Task instructions
Set every entry down again exactly, excluding any pictures.

[Stored dataset items]
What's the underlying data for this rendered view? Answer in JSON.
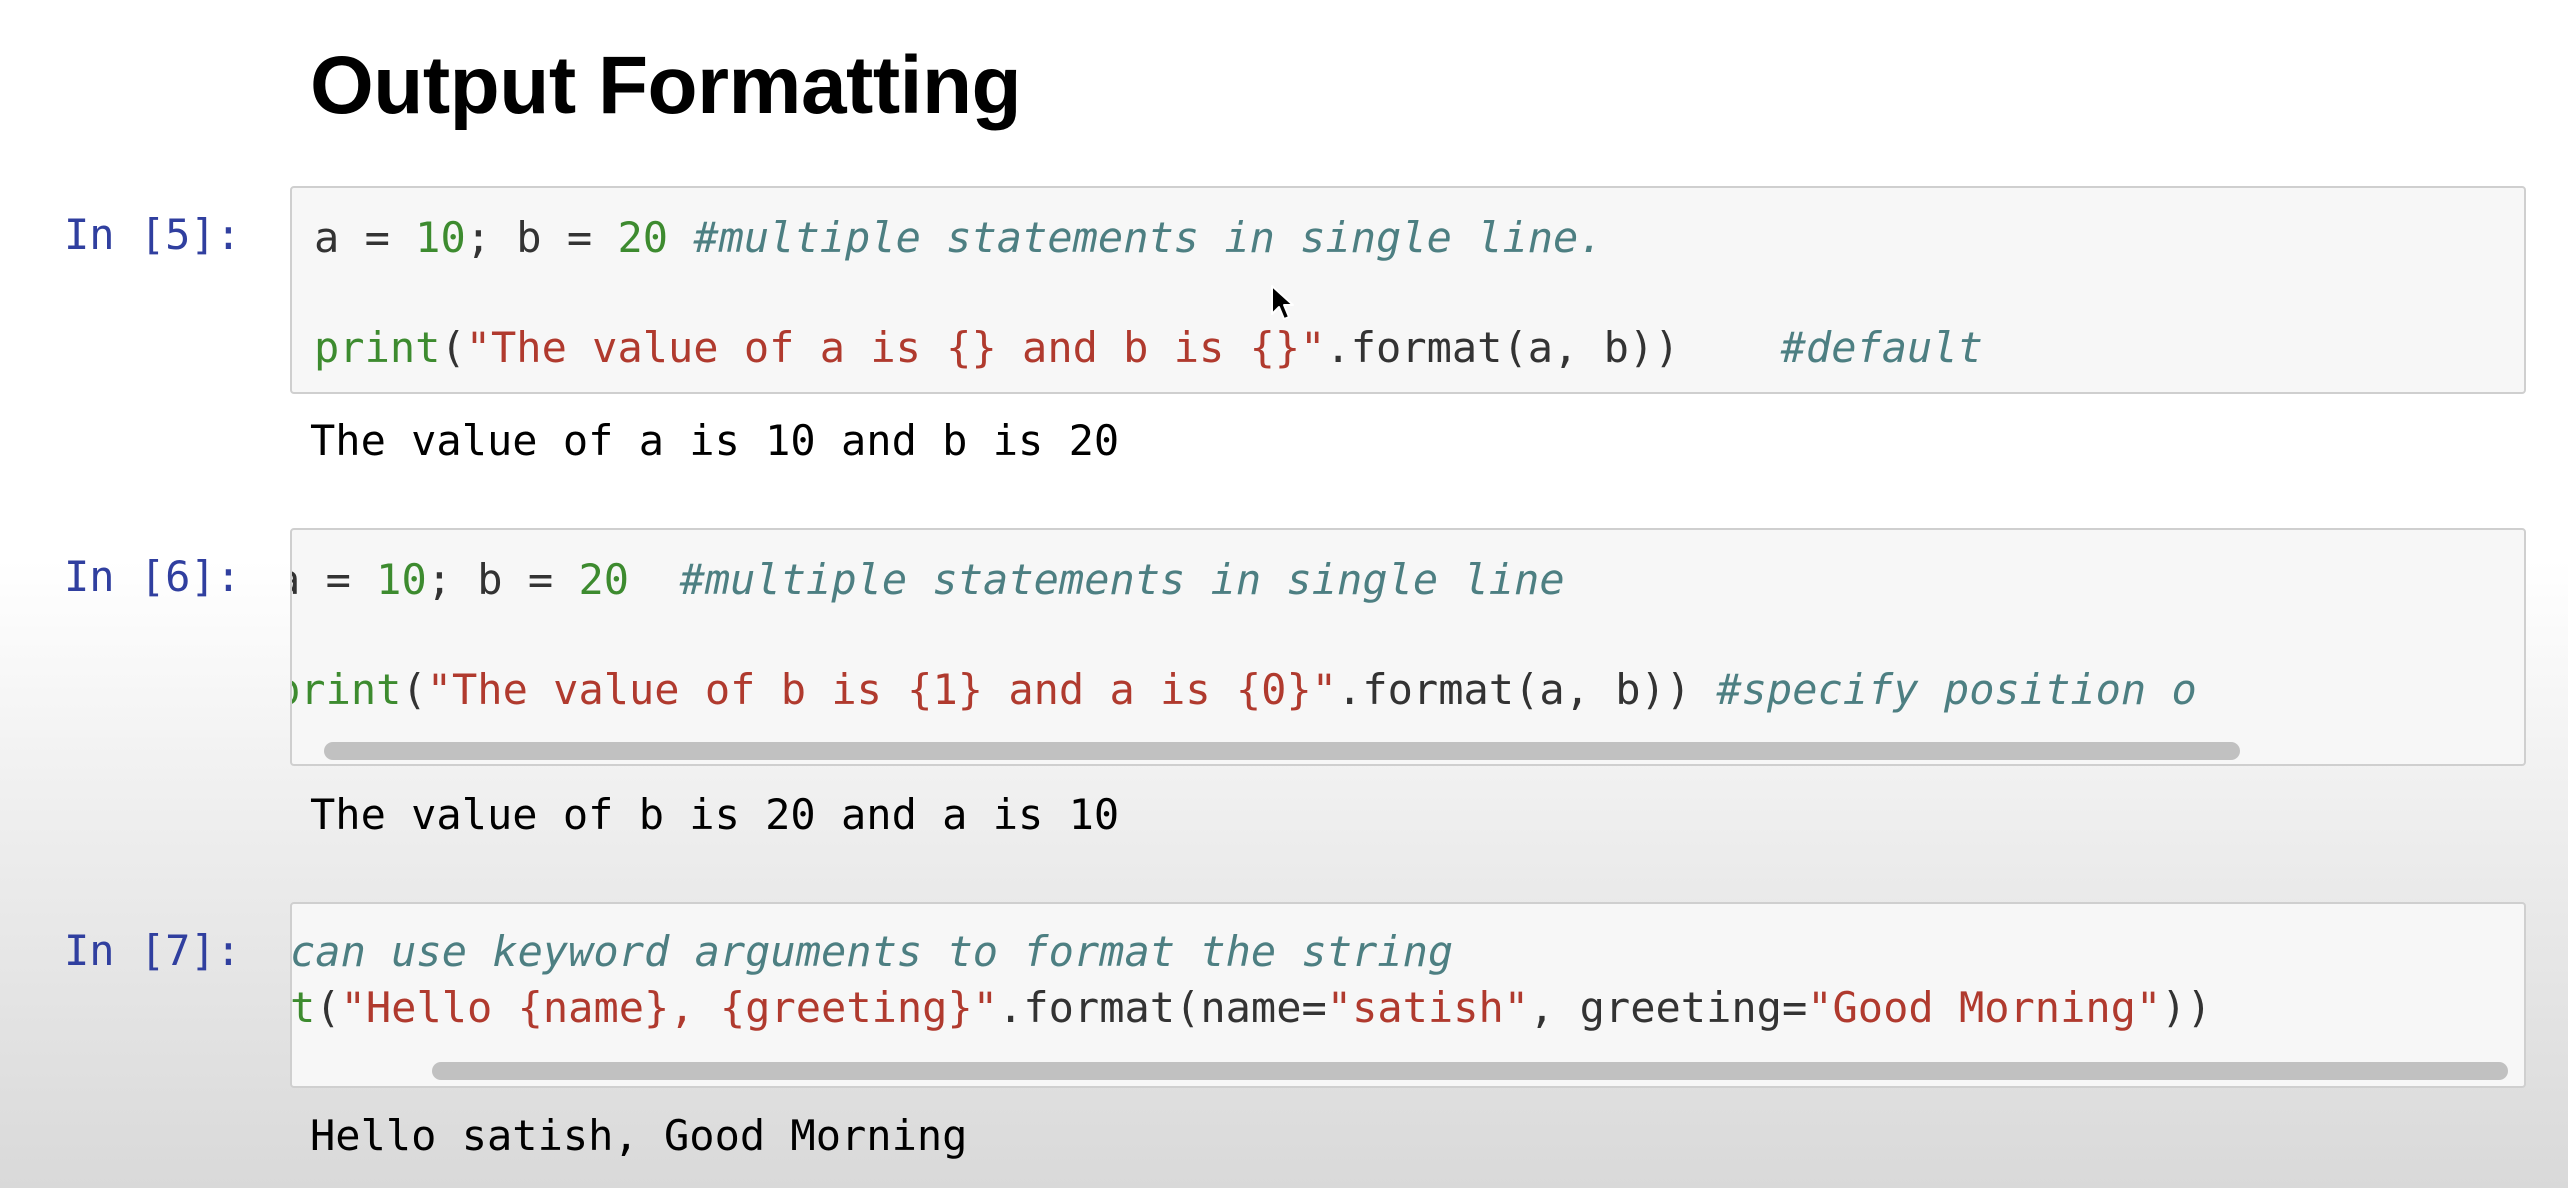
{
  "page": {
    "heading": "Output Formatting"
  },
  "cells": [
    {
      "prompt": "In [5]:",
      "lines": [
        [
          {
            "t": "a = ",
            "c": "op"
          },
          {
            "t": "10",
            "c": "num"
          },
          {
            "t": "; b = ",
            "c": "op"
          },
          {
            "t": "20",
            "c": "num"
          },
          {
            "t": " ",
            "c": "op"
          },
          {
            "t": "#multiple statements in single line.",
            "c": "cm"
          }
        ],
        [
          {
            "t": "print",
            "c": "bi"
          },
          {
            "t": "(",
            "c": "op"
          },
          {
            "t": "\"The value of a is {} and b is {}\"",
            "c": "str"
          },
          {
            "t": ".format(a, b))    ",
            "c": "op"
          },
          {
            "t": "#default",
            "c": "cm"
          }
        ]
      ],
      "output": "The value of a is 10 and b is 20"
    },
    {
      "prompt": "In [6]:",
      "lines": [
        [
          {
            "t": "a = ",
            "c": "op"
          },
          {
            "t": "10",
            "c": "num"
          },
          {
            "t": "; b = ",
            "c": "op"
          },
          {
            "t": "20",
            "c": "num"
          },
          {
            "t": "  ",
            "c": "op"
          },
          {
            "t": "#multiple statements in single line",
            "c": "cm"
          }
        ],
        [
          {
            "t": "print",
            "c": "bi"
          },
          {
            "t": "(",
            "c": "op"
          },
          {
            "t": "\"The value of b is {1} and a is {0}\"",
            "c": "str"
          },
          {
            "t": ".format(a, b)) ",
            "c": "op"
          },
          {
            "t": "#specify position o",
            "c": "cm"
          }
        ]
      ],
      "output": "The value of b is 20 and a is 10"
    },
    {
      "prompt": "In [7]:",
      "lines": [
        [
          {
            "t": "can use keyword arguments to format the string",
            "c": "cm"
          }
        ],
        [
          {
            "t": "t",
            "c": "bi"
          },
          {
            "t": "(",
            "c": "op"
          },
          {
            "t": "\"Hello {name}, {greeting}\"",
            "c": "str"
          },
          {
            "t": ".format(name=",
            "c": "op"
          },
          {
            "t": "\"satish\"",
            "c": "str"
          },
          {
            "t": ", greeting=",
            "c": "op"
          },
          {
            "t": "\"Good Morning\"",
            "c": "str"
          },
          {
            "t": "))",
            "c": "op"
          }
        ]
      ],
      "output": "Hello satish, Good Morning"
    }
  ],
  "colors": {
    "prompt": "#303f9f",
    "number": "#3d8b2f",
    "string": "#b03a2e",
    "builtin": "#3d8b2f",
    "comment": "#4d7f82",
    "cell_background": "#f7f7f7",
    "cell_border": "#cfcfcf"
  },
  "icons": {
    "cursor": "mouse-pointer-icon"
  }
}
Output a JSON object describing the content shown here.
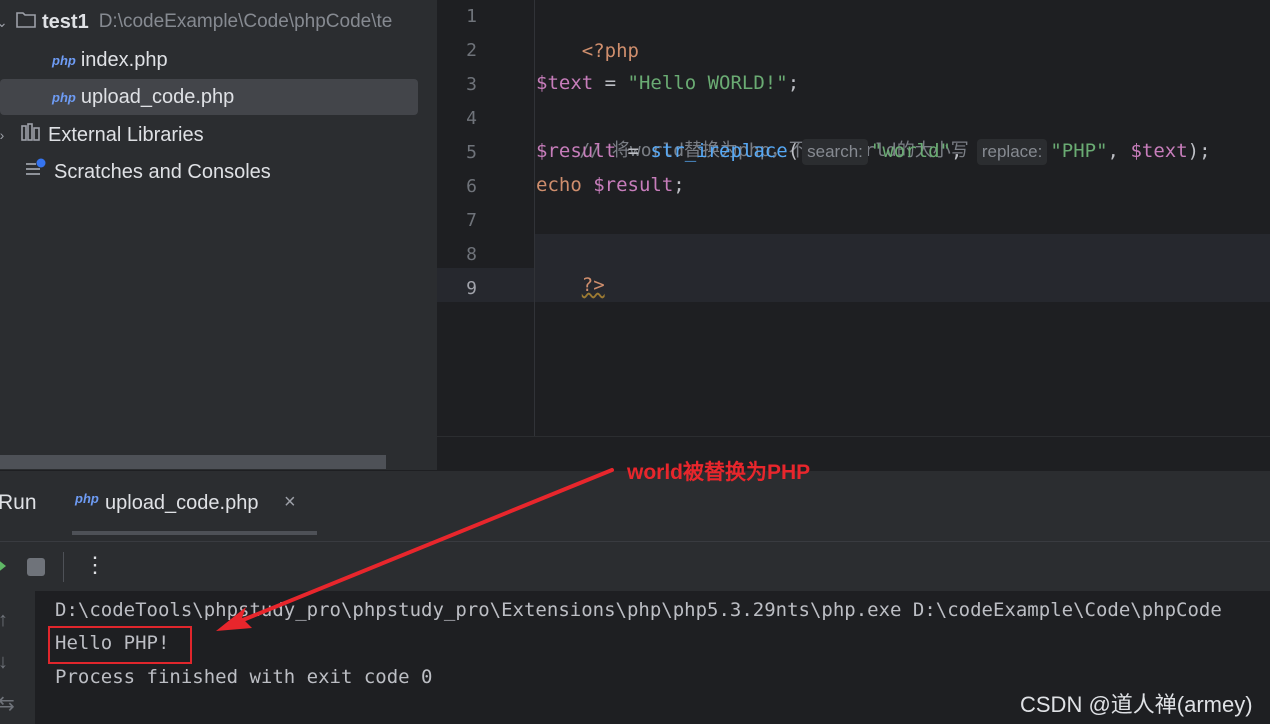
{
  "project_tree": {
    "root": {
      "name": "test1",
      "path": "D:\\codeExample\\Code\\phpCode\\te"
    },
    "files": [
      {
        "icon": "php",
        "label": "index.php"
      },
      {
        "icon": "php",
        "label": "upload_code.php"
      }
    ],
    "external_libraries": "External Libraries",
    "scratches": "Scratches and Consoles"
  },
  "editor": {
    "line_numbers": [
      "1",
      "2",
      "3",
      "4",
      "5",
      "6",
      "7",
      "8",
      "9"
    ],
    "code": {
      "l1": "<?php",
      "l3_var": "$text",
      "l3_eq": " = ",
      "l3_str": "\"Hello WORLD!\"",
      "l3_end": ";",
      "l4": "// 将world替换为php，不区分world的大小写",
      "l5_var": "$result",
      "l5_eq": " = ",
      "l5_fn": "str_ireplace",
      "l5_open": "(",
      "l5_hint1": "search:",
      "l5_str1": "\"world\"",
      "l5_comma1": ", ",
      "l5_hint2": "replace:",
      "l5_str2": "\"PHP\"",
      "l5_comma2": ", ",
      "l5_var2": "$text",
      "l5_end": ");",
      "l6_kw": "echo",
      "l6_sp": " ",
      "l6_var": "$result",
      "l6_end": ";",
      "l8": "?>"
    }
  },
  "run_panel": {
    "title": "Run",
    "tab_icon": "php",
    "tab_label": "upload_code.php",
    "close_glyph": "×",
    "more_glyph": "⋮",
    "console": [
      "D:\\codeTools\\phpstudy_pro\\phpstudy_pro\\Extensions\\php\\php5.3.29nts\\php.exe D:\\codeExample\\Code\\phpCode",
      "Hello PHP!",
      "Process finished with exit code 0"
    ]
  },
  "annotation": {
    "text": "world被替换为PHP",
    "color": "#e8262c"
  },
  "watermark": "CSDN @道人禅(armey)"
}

Exercise output
What's the underlying data for this rendered view? Answer in JSON.
{
  "page": {
    "heading": "Output Formatting"
  },
  "cells": [
    {
      "prompt": "In [5]:",
      "lines": [
        [
          {
            "t": "a = ",
            "c": "op"
          },
          {
            "t": "10",
            "c": "num"
          },
          {
            "t": "; b = ",
            "c": "op"
          },
          {
            "t": "20",
            "c": "num"
          },
          {
            "t": " ",
            "c": "op"
          },
          {
            "t": "#multiple statements in single line.",
            "c": "cm"
          }
        ],
        [
          {
            "t": "print",
            "c": "bi"
          },
          {
            "t": "(",
            "c": "op"
          },
          {
            "t": "\"The value of a is {} and b is {}\"",
            "c": "str"
          },
          {
            "t": ".format(a, b))    ",
            "c": "op"
          },
          {
            "t": "#default",
            "c": "cm"
          }
        ]
      ],
      "output": "The value of a is 10 and b is 20"
    },
    {
      "prompt": "In [6]:",
      "lines": [
        [
          {
            "t": "a = ",
            "c": "op"
          },
          {
            "t": "10",
            "c": "num"
          },
          {
            "t": "; b = ",
            "c": "op"
          },
          {
            "t": "20",
            "c": "num"
          },
          {
            "t": "  ",
            "c": "op"
          },
          {
            "t": "#multiple statements in single line",
            "c": "cm"
          }
        ],
        [
          {
            "t": "print",
            "c": "bi"
          },
          {
            "t": "(",
            "c": "op"
          },
          {
            "t": "\"The value of b is {1} and a is {0}\"",
            "c": "str"
          },
          {
            "t": ".format(a, b)) ",
            "c": "op"
          },
          {
            "t": "#specify position o",
            "c": "cm"
          }
        ]
      ],
      "output": "The value of b is 20 and a is 10"
    },
    {
      "prompt": "In [7]:",
      "lines": [
        [
          {
            "t": "can use keyword arguments to format the string",
            "c": "cm"
          }
        ],
        [
          {
            "t": "t",
            "c": "bi"
          },
          {
            "t": "(",
            "c": "op"
          },
          {
            "t": "\"Hello {name}, {greeting}\"",
            "c": "str"
          },
          {
            "t": ".format(name=",
            "c": "op"
          },
          {
            "t": "\"satish\"",
            "c": "str"
          },
          {
            "t": ", greeting=",
            "c": "op"
          },
          {
            "t": "\"Good Morning\"",
            "c": "str"
          },
          {
            "t": "))",
            "c": "op"
          }
        ]
      ],
      "output": "Hello satish, Good Morning"
    }
  ],
  "colors": {
    "prompt": "#303f9f",
    "number": "#3d8b2f",
    "string": "#b03a2e",
    "builtin": "#3d8b2f",
    "comment": "#4d7f82",
    "cell_background": "#f7f7f7",
    "cell_border": "#cfcfcf"
  },
  "icons": {
    "cursor": "mouse-pointer-icon"
  }
}
Output a JSON object describing the content shown here.
{
  "project_tree": {
    "root": {
      "name": "test1",
      "path": "D:\\codeExample\\Code\\phpCode\\te"
    },
    "files": [
      {
        "icon": "php",
        "label": "index.php"
      },
      {
        "icon": "php",
        "label": "upload_code.php"
      }
    ],
    "external_libraries": "External Libraries",
    "scratches": "Scratches and Consoles"
  },
  "editor": {
    "line_numbers": [
      "1",
      "2",
      "3",
      "4",
      "5",
      "6",
      "7",
      "8",
      "9"
    ],
    "code": {
      "l1": "<?php",
      "l3_var": "$text",
      "l3_eq": " = ",
      "l3_str": "\"Hello WORLD!\"",
      "l3_end": ";",
      "l4": "// 将world替换为php，不区分world的大小写",
      "l5_var": "$result",
      "l5_eq": " = ",
      "l5_fn": "str_ireplace",
      "l5_open": "(",
      "l5_hint1": "search:",
      "l5_str1": "\"world\"",
      "l5_comma1": ", ",
      "l5_hint2": "replace:",
      "l5_str2": "\"PHP\"",
      "l5_comma2": ", ",
      "l5_var2": "$text",
      "l5_end": ");",
      "l6_kw": "echo",
      "l6_sp": " ",
      "l6_var": "$result",
      "l6_end": ";",
      "l8": "?>"
    }
  },
  "run_panel": {
    "title": "Run",
    "tab_icon": "php",
    "tab_label": "upload_code.php",
    "close_glyph": "×",
    "more_glyph": "⋮",
    "console": [
      "D:\\codeTools\\phpstudy_pro\\phpstudy_pro\\Extensions\\php\\php5.3.29nts\\php.exe D:\\codeExample\\Code\\phpCode",
      "Hello PHP!",
      "Process finished with exit code 0"
    ]
  },
  "annotation": {
    "text": "world被替换为PHP",
    "color": "#e8262c"
  },
  "watermark": "CSDN @道人禅(armey)"
}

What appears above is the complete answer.